MSP companies go through three stages of business growth to be successful. The first stage is up to the $1 million mark.
I know most MSP owners don’t like this, but it’s kind of proof of concept because most business owners can bootstrap to a million bucks. Kevin O’Leary, of Shark Tank, says $1 million is what they consider proof of concept. It requires heavy investment in the sales and marketing because at that stage, all you’re doing is customer acquisition.
The one question they always ask everybody is: What’s your customer acquisition costs?
P.S. If you don’t know, they don’t do a deal with you because what you’re signaling to them is you don’t understand marketing, right?
Marcus Lemonis was just doing this with a small business owner. He asks what their customer acquisition and lead cost is. They didn’t know, and he got after him. As a small business, you need to know this, because this is your biggest expense. It requires a heavy investment in the sales and marketing.
79% of the MSP industry never gets beyond this stage.
Stage two is one million to five million. This is the valley of death, and I went through it myself. Between $1 million and $5 million with $3.5 million being the deepest, darkest part of that valley.
If you work hard, you implement the campaigns, then you’re going to be able to hit the $1 million mark. Where you’re transitioning from $1 million to $5 million, you have to learn the next skill.
You have to learn how to hire and delegate.
I deal with this problem all the time with Producers Club Members. They come to me and tell me that they’re trying to do multiple things at once. I constantly ask them: Do you have a marketing person? Do you have a marketing admin? Do you have a salesperson? They answer, no.
The reason you’re struggling, stressed, and overwhelmed is because you’re trying to be part time CEO, part time HR, part time lead tech, part time help desk, part time admin, part time payroll, and a part time bookkeeper.
You can’t be effective at any of it, and you’ve got to start learning how to hire and manage people. This was the hardest thing for me. Marketing is easy for me, but you cannot grow a company on your own back.
You have to start hiring people and managing people.
The first hire you should make is to hire a good admin. If you currently don’t have a good admin, then you are one. They can do a lot, they can do list cleaning, they can get newsletters out, they can proofread, etc. Don’t hire a marketing manager because they’re going to want a $60-70K salary. Hire an admin, and hire someone who’s sharp, detail oriented, and direct with their work. That’s the best thing you’re going to do.
And then after that, maybe think about a marketing manager. And, if you’re focusing on sales, an appointment setter is the next best hire. This is someone who’s going to call and make appointments for you.
When I find someone good, I hire them.

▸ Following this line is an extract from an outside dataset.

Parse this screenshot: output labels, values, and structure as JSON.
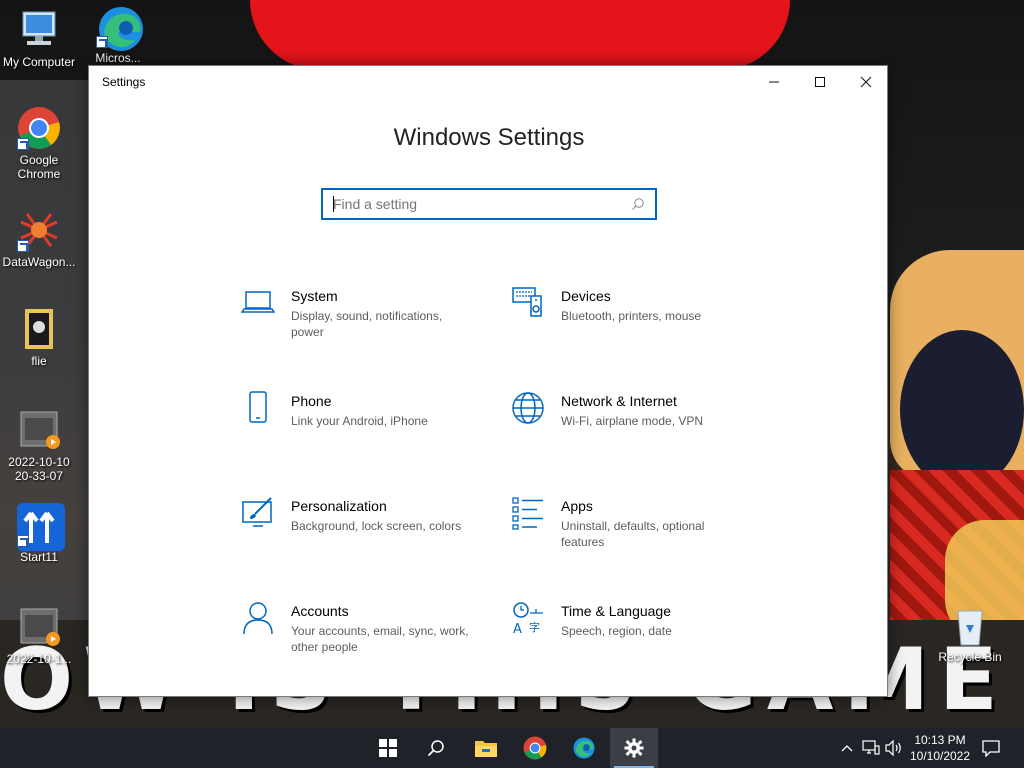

Then I’ll find a place for them. A good employee on your team can multiply your business. You need to constantly be looking for those people.
So, step one, there’s a more sophisticated sales and marketing approach. Step two requires the hiring ability to manage a productive team while you learn to run the business.
Profitability may dip during this phase because you’re reinvesting and may be screwing up here and there.
If you make a lot of mistakes, that’s OK.
As long as you don’t do it forever and put yourself out of business. Your profitability might be 5% or 10% because you’re hiring people. Everybody always talks about “top line is for vanity, bottom line is for sanity,” but you also have to understand that there are years to reinvest big chunks of money into the business. For example, if I buy a piece of real estate in Florida for $4 million, I wouldn’t expect to get $8 million back within the next month.
So you have to look at your business where you’re doing these strategic investments in people, in technology and process, in CRM systems, in marketing. And you’re putting your money on the table and investing in yourself.
The third stage, once you get past five million, is where people start to take off. When I got to six million, I literally said, “I’m not even going to try to grow”, and we grew 30 percent the next year.
You start to get the right people, you get the right marketing, you get the right target market, you get the right message, you get all that and it just starts to work.
If you get to $5 million, you can get to $50 million.
This might require expansions within your company:
- You might expand your market outside of a 20-30 mile radius.
- You might set up a cybersecurity division.
- You might set up a telephony division.
- You might set up an application development division to serve your customers where you see the opportunity.
You’ll start to build circles around the core business in order to grow. This will also strengthen your business, all your money isn’t in one bucket. Your business grows to multiple buckets, which requires the building of a leadership team. Danny Hawman runs the MAP Division. Allison now runs our Done For You division. Jeff runs Big Red Virtual. Ryan and Will are now running Producers and Accelerators Club.
Once you’re in phase three, you’ll start to find that your first question is: “Who am I going to hire?” Then you’ll put that person in and have them run it and feed it cash like an investor.
Tom Glover, President of Responsive Technology Partners and two-time Better Your Best Competition finalist has gotten to a place by growing through acquisition.
He’s gotten to a place where he’s now thinking like an entrepreneur. He has a sales team, he has a marketing team, he’s got a technical lead and team, and now he’s doing acquisitions and growing his business.
This is typically where most of the money is made from $5 million you’re reinvesting and reinvesting, and from there you’re going to grow.